Recorded information:

>>>

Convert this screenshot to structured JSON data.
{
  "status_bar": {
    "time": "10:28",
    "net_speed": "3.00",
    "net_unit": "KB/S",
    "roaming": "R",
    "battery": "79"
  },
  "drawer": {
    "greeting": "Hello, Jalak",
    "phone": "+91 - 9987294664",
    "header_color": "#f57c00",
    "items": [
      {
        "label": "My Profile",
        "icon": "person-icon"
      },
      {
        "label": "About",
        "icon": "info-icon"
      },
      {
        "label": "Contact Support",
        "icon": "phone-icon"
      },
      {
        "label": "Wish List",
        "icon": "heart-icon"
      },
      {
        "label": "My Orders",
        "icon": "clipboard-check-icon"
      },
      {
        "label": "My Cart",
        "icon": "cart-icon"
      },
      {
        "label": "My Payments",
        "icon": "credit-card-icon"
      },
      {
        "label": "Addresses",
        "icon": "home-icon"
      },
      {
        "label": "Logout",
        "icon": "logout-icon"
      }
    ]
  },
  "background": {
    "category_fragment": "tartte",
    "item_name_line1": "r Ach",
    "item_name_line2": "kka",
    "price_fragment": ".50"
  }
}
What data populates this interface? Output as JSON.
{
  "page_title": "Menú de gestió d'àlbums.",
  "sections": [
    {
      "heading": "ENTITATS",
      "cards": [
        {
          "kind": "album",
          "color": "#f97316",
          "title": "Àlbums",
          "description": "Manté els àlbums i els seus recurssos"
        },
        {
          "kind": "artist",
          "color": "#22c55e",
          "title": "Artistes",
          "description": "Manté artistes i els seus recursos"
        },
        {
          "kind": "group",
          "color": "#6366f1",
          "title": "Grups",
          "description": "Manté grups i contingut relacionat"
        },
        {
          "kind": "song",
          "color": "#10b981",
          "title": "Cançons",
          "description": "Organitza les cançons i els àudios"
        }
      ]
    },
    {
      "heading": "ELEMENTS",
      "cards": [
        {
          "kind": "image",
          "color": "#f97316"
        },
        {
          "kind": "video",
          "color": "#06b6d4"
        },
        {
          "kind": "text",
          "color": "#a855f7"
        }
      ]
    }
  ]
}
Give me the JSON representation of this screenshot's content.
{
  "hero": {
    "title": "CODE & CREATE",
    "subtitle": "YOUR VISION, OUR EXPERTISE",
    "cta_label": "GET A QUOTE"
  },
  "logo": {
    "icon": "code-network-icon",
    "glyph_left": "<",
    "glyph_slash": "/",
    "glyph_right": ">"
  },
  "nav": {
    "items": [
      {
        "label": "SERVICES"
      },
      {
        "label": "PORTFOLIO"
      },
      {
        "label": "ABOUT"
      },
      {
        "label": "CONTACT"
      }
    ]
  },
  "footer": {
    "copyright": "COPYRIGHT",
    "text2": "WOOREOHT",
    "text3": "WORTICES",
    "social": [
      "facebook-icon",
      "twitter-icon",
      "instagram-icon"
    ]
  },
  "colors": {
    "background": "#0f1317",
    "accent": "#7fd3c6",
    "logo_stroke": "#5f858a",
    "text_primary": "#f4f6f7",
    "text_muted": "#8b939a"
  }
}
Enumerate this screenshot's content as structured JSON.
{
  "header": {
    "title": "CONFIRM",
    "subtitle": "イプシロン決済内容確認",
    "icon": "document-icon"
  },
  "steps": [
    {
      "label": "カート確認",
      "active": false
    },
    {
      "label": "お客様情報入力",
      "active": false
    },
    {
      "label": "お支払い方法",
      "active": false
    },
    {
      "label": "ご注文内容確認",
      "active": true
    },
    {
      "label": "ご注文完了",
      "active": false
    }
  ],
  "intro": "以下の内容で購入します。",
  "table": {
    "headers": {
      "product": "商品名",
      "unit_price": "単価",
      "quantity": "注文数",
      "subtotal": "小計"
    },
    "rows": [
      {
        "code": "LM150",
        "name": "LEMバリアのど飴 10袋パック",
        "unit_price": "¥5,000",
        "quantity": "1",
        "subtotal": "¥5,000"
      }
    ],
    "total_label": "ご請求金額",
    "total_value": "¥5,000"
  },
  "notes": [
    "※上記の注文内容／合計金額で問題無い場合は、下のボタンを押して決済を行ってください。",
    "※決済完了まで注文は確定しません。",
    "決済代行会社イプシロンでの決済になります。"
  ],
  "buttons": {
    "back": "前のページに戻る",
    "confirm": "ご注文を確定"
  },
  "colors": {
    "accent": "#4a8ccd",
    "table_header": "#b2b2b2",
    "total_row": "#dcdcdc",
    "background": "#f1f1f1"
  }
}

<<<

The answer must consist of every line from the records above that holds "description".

Answer to this problem:
          "description": "Manté els àlbums i els seus recurssos"
          "description": "Manté artistes i els seus recursos"
          "description": "Manté grups i contingut relacionat"
          "description": "Organitza les cançons i els àudios"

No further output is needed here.